|Publication Type||Journal Article|
|Year of Publication||2017|
|Authors||Boi M, Poletti M, Victor JD, Rucci M|
|Date Published||2017 May 08|

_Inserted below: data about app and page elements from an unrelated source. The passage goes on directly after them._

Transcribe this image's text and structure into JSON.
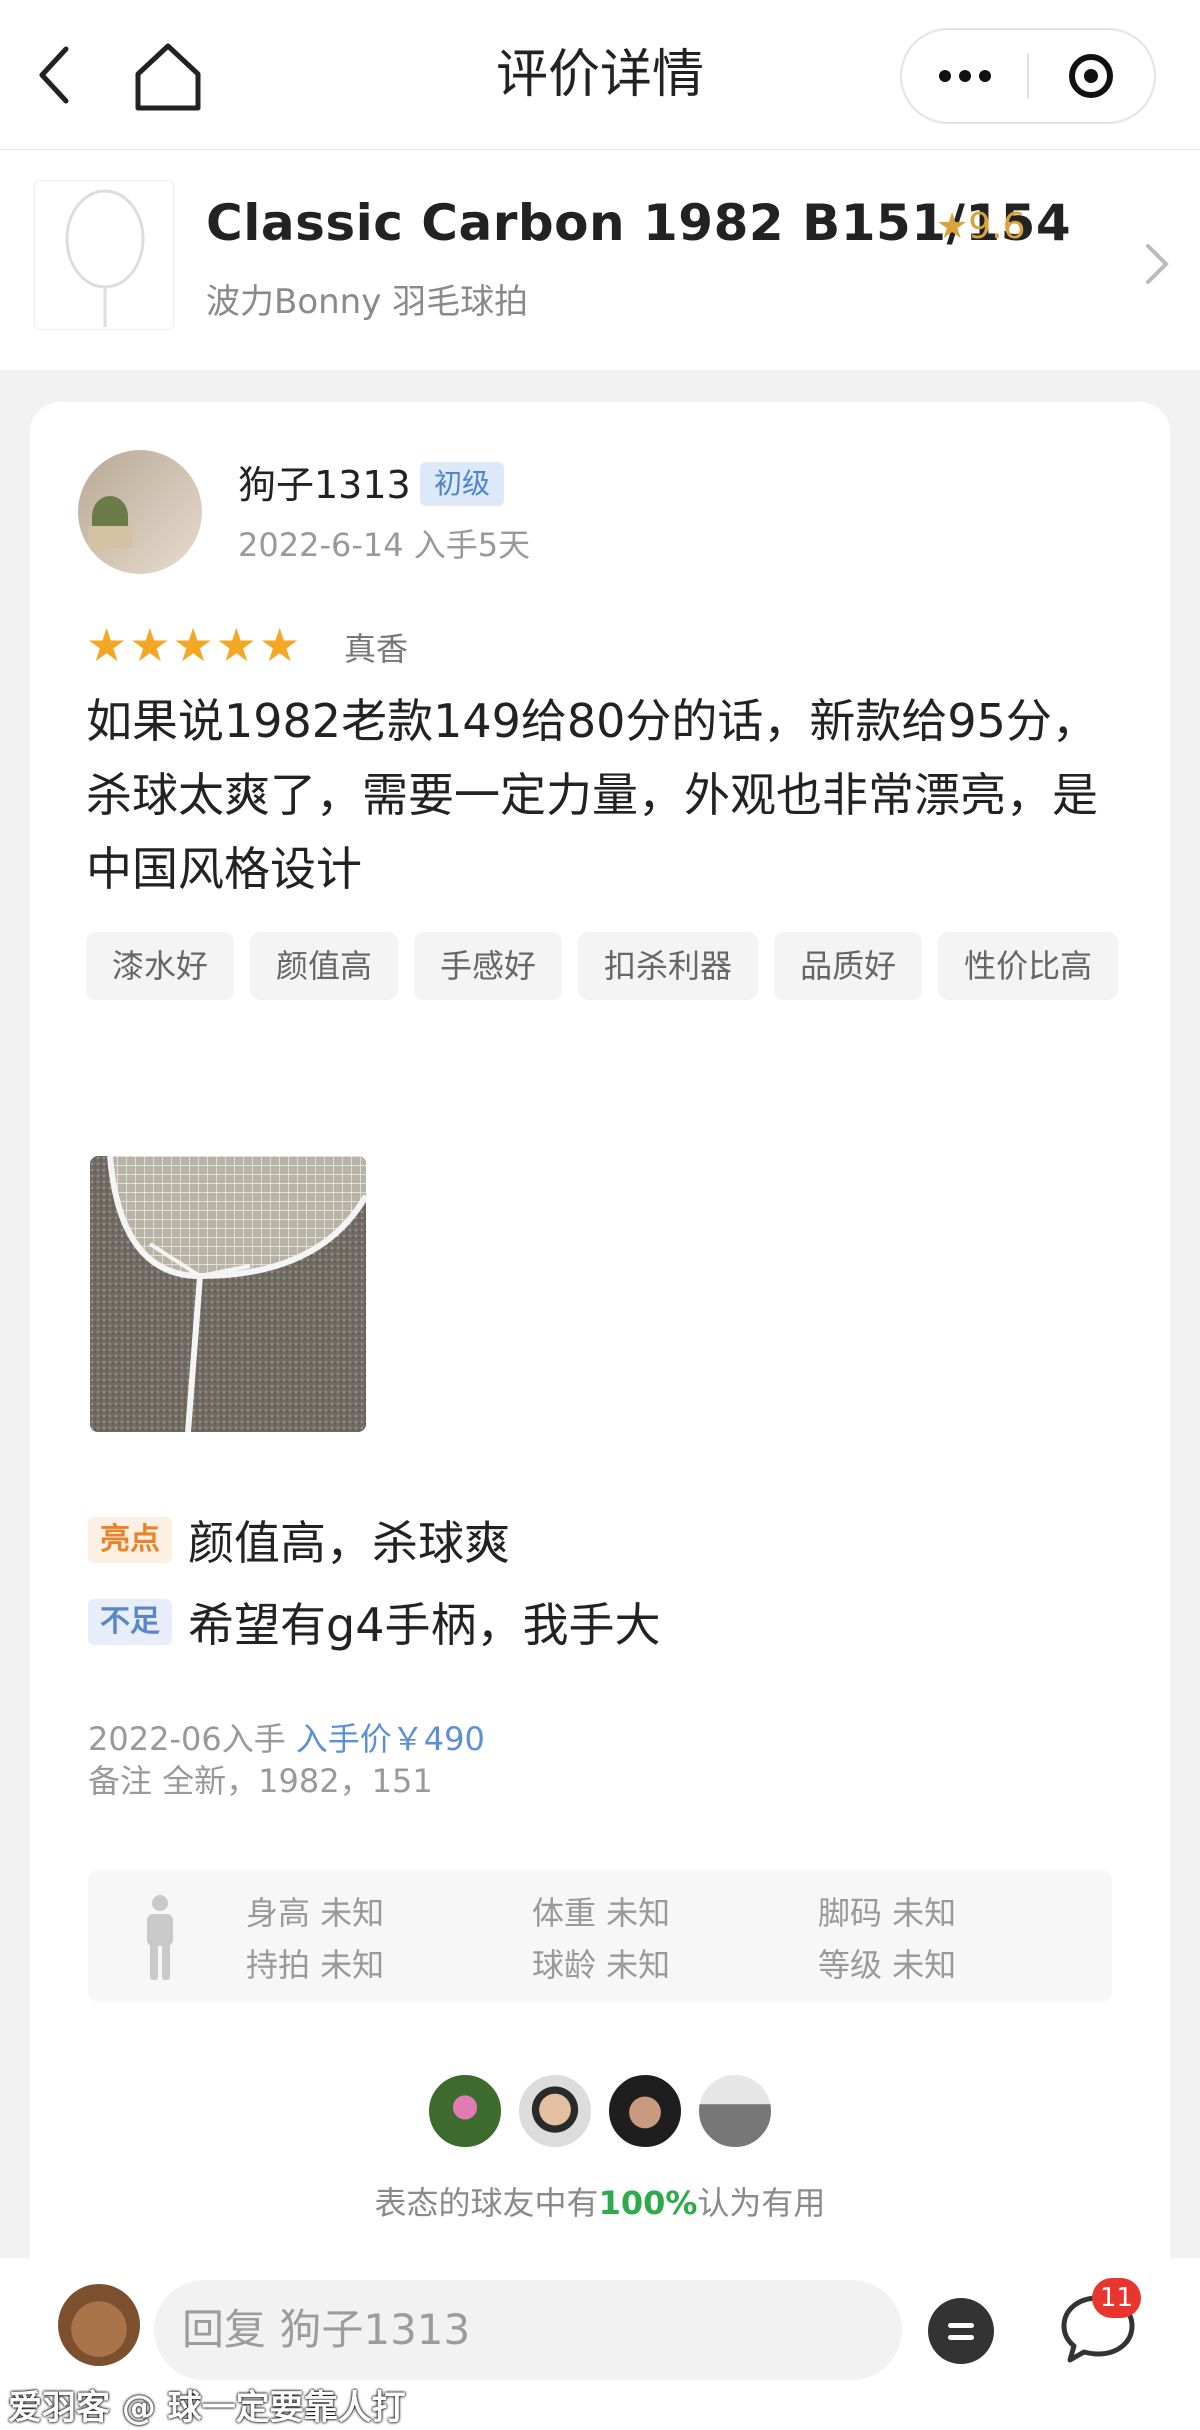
{
  "nav": {
    "title": "评价详情",
    "back_icon": "chevron-left-icon",
    "home_icon": "home-icon",
    "more_icon": "more-dots-icon",
    "close_icon": "target-icon"
  },
  "product": {
    "name": "Classic Carbon 1982 B151/154",
    "score": "★9.6",
    "brand": "波力Bonny 羽毛球拍"
  },
  "review": {
    "user": "狗子1313",
    "level": "初级",
    "date": "2022-6-14 入手5天",
    "stars": 5,
    "rating_word": "真香",
    "content": "如果说1982老款149给80分的话，新款给95分，杀球太爽了，需要一定力量，外观也非常漂亮，是中国风格设计",
    "tags": [
      "漆水好",
      "颜值高",
      "手感好",
      "扣杀利器",
      "品质好",
      "性价比高"
    ],
    "pros_label": "亮点",
    "pros": "颜值高，杀球爽",
    "cons_label": "不足",
    "cons": "希望有g4手柄，我手大",
    "purchase": "2022-06入手",
    "price": "入手价￥490",
    "note": "备注 全新，1982，151"
  },
  "body_info": {
    "height": "身高 未知",
    "weight": "体重 未知",
    "shoe": "脚码 未知",
    "grip": "持拍 未知",
    "years": "球龄 未知",
    "grade": "等级 未知"
  },
  "useful": {
    "prefix": "表态的球友中有",
    "percent": "100%",
    "suffix": "认为有用"
  },
  "bottom": {
    "reply_placeholder": "回复 狗子1313",
    "comment_count": "11"
  },
  "watermark": "爱羽客 @ 球一定要靠人打",
  "colors": {
    "star": "#f4a723",
    "pros": "#e8832a",
    "cons": "#5a86c8",
    "price": "#5b8fd6",
    "useful": "#2eaa4a"
  }
}
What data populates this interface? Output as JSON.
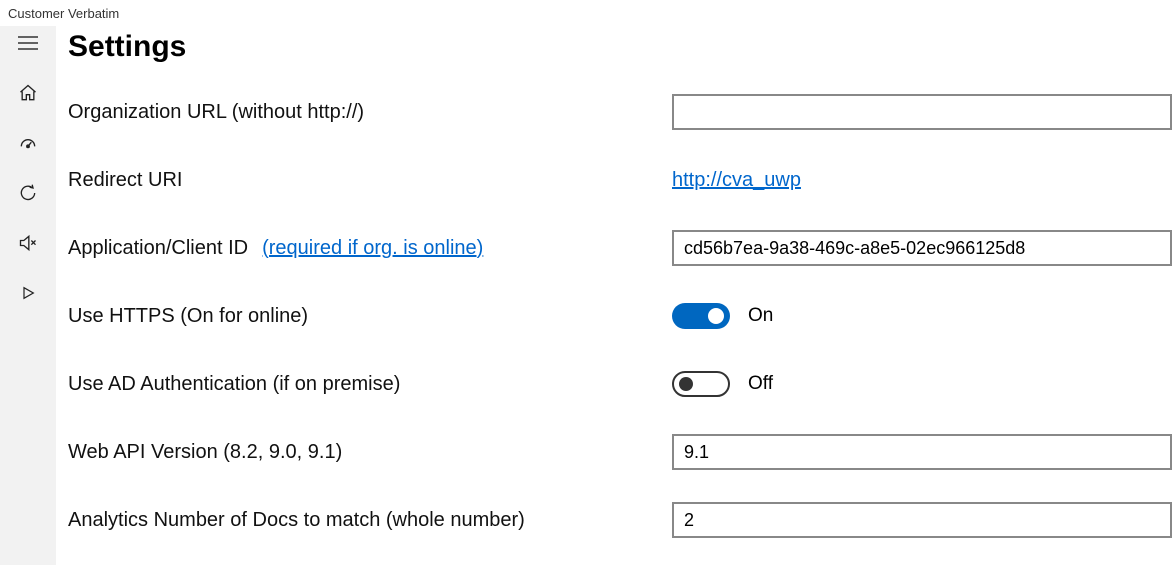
{
  "window": {
    "title": "Customer Verbatim"
  },
  "page": {
    "title": "Settings"
  },
  "fields": {
    "org_url": {
      "label": "Organization URL (without http://)",
      "value": ""
    },
    "redirect_uri": {
      "label": "Redirect URI",
      "value": "http://cva_uwp"
    },
    "client_id": {
      "label": "Application/Client ID",
      "hint": "(required if org. is online)",
      "value": "cd56b7ea-9a38-469c-a8e5-02ec966125d8"
    },
    "use_https": {
      "label": "Use HTTPS (On for online)",
      "state_label": "On",
      "on": true
    },
    "use_ad_auth": {
      "label": "Use AD Authentication (if on premise)",
      "state_label": "Off",
      "on": false
    },
    "api_version": {
      "label": "Web API Version (8.2, 9.0, 9.1)",
      "value": "9.1"
    },
    "analytics_docs": {
      "label": "Analytics Number of Docs to match (whole number)",
      "value": "2"
    }
  }
}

Much evidence indicates that humans and other species process large-scale visual information before fine spatial detail. Neurophysiological data obtained with paralyzed eyes suggest that this coarse-to-fine sequence results from spatiotemporal filtering by neurons in the early visual pathway. However, the eyes are normally never stationary: rapid gaze shifts (saccades) incessantly alternate with slow fixational movements. To investigate the consequences of this oculomotor cycle on the dynamics of perception, we combined spectral analysis of visual input signals, neural modeling, and gaze-contingent control of retinal stimulation in humans. We show that the saccade/fixation cycle reformats the flow impinging on the retina in a way that initiates coarse-to-fine processing at each fixation. This finding reveals that the visual system uses oculomotor-induced temporal modulations to sequentially encode different spatial components and suggests that, rather than initiating coarse-to-fine processing, spatiotemporal coupling in the early visual pathway builds on the information dynamics of the oculomotor cycle.
|Alternate Journal||Curr. Biol.|
|Grant List||R01 EY007977 / EY / NEI NIH HHS / United States|